‘How mysterious are the ways of God! This journey to Rajkot is a wonder even to me. Why am I going, whither am I going? What for? I have thought nothing about these things. And if God guides me, what should I think, why should I think? Even thought may be an obstacle in the way of His guidance.
‘The fact is, it takes no effort to stop thinking. The thoughts do not come. Indeed, there is no vacuum – but I mean to say that there is no thought about the mission.’
Sri Bhagavan remarked how true the words were and emphasised each statement in the extract. Then he cited Thayumanavar in support of the state which is free from thoughts: (Talks with Sri Ramana Maharshi, talk no. 646)
The state in which you are not,
that is nishta [Self-abidance].
But, even in that state,
do you not remain?
You whose mouth is silent,
do not be perplexed!
Although [in that state] you are gone,

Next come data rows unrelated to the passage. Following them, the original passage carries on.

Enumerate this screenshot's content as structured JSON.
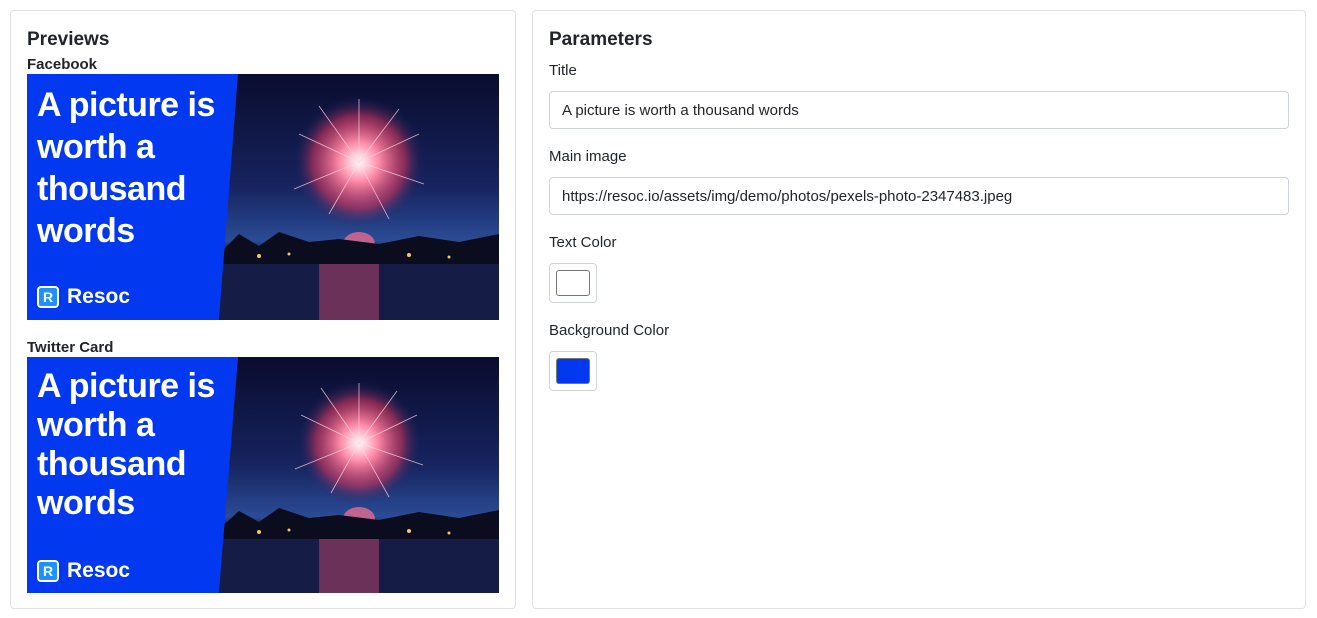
{
  "previews": {
    "title": "Previews",
    "facebook": {
      "label": "Facebook",
      "headline": "A picture is worth a thousand words",
      "brand": "Resoc",
      "logo_letter": "R"
    },
    "twitter": {
      "label": "Twitter Card",
      "headline": "A picture is worth a thousand words",
      "brand": "Resoc",
      "logo_letter": "R"
    }
  },
  "parameters": {
    "title": "Parameters",
    "title_field": {
      "label": "Title",
      "value": "A picture is worth a thousand words"
    },
    "main_image_field": {
      "label": "Main image",
      "value": "https://resoc.io/assets/img/demo/photos/pexels-photo-2347483.jpeg"
    },
    "text_color_field": {
      "label": "Text Color",
      "value": "#ffffff"
    },
    "background_color_field": {
      "label": "Background Color",
      "value": "#0338f1"
    }
  },
  "colors": {
    "brand_background": "#0338f1",
    "text": "#ffffff",
    "border": "#dee2e6"
  },
  "icons": {
    "logo": "resoc-logo-icon",
    "photo": "fireworks-photo"
  }
}
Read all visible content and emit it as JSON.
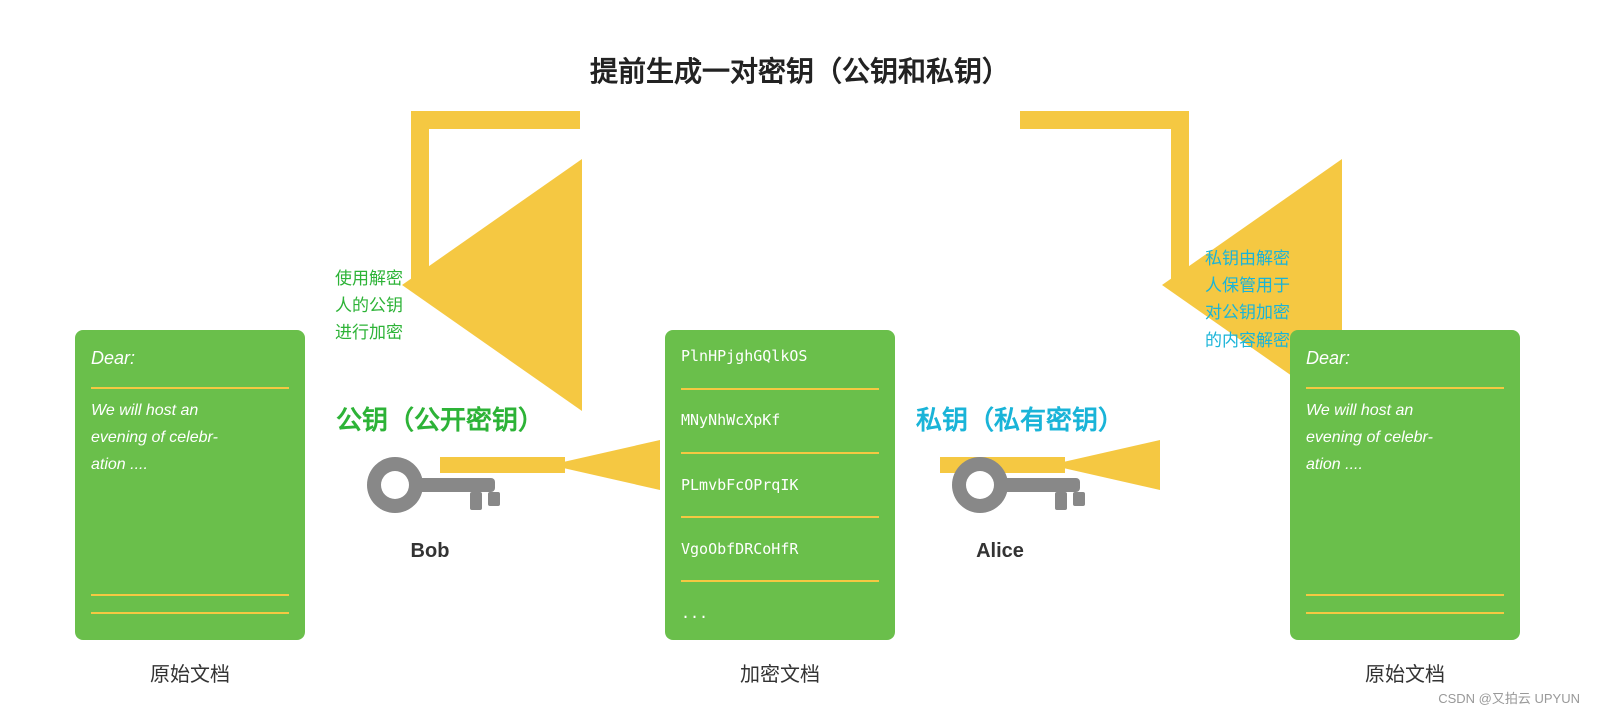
{
  "title": "提前生成一对密钥（公钥和私钥）",
  "annot_left_green": "使用解密\n人的公钥\n进行加密",
  "annot_right_blue": "私钥由解密\n人保管用于\n对公钥加密\n的内容解密",
  "public_key_label": "公钥（公开密钥）",
  "private_key_label": "私钥（私有密钥）",
  "bob_label": "Bob",
  "alice_label": "Alice",
  "doc_left_label": "原始文档",
  "doc_center_label": "加密文档",
  "doc_right_label": "原始文档",
  "doc_dear": "Dear:",
  "doc_text": "We will host an\nevening of celebr-\nation ....",
  "enc_lines": [
    "PlnHPjghGQlkOS",
    "MNyNhWcXpKf",
    "PLmvbFcOPrqIK",
    "VgoObfDRCoHfR",
    "..."
  ],
  "watermark": "CSDN @又拍云 UPYUN"
}
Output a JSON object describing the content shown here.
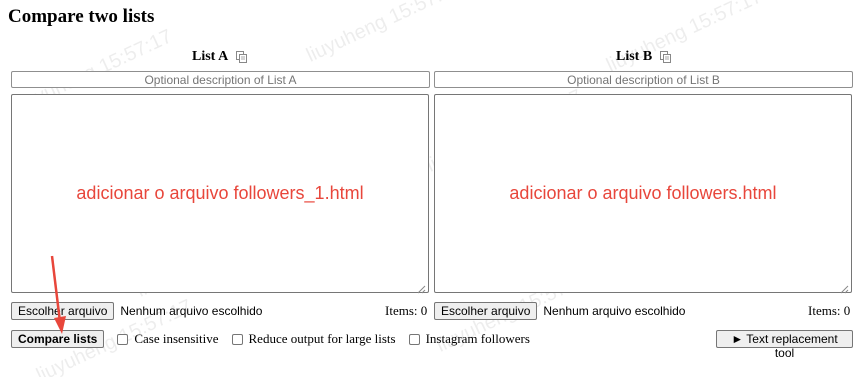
{
  "page": {
    "title": "Compare two lists"
  },
  "list_a": {
    "heading": "List A",
    "description": "Optional description of List A",
    "content": "",
    "annotation": "adicionar o arquivo followers_1.html",
    "choose_file_label": "Escolher arquivo",
    "file_status": "Nenhum arquivo escolhido",
    "items_label": "Items: 0"
  },
  "list_b": {
    "heading": "List B",
    "description": "Optional description of List B",
    "content": "",
    "annotation": "adicionar o arquivo followers.html",
    "choose_file_label": "Escolher arquivo",
    "file_status": "Nenhum arquivo escolhido",
    "items_label": "Items: 0"
  },
  "controls": {
    "compare_label": "Compare lists",
    "case_insensitive_label": "Case insensitive",
    "case_insensitive_checked": false,
    "reduce_output_label": "Reduce output for large lists",
    "reduce_output_checked": false,
    "instagram_label": "Instagram followers",
    "instagram_checked": false,
    "text_replacement_label": "► Text replacement tool"
  },
  "watermark": {
    "text": "liuyuheng 15:57:17"
  },
  "icons": {
    "copy": "copy-icon",
    "resize": "resize-grip-icon",
    "annotation_arrow": "arrow-icon"
  },
  "colors": {
    "annotation": "#e8463b",
    "button_bg": "#efefef",
    "border": "#767676"
  }
}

you are no longer there, yet you did not go.
You are eternally present. Do not suffer in vain.
Experience bliss all the time! (‘Udal Poyyuravu’, verse 53)
The last line may also be translated as ‘You can have bliss. Come!’ Bhagavan mentioned two other Thayumanavar verses on this occasion (‘Udal Poyyuravu’, verse 52 and ‘Payappuli’ verse 36) but since they feature elsewhere in this article, they are not repeated here.
Two days after Bhagavan had cited Thayumanavar to illustrate Gandhi’s thought-free experiences, a visitor returned to the subject:
Devotee: Is not what Gandhi describes the state in which thoughts themselves become foreign?
Bhagavan: Yes, it is only after the rise of the ‘I’-thought that all other thoughts arise. The world is seen after you have felt ‘I am’. The ‘I’-thought and all other thoughts had vanished for him.
Devotee: Then the body sense must be absent in that state.
Bhagavan: The body sense is also a thought whereas he describes the state in which ‘thoughts do not come’.
Devotee: He also says, ‘It takes no effort to stop thinking’.
Bhagavan: Of course no effort is necessary to stop thoughts whereas one is necessary for bringing about thoughts.
Devotee: We are trying to stop thoughts. Gandhiji also says that thought is an obstacle to God’s guidance. So it is the natural state. Though natural, yet how difficult to realise. They say that sadhanas are necessary and also that they are obstacles. We get confused.
Bhagavan: Sadhanas are needed so long as one has not realised it. They are for putting an end to obstacles. Finally there comes a stage when a person feels helpless notwithstanding the sadhanas. He is unable to pursue the much-cherished sadhana also. It is then that God’s power is realised. The Self reveals itself.
Devotee: If the state is natural, why does it not overcome the unnatural phases and assert itself over the rest?
Bhagavan: Is there anything besides that? Does anyone see anything besidesthe Self? One is always aware of the Self. So it is always itself. (Talks with Sri Ramana Maharshi, talk no. 647)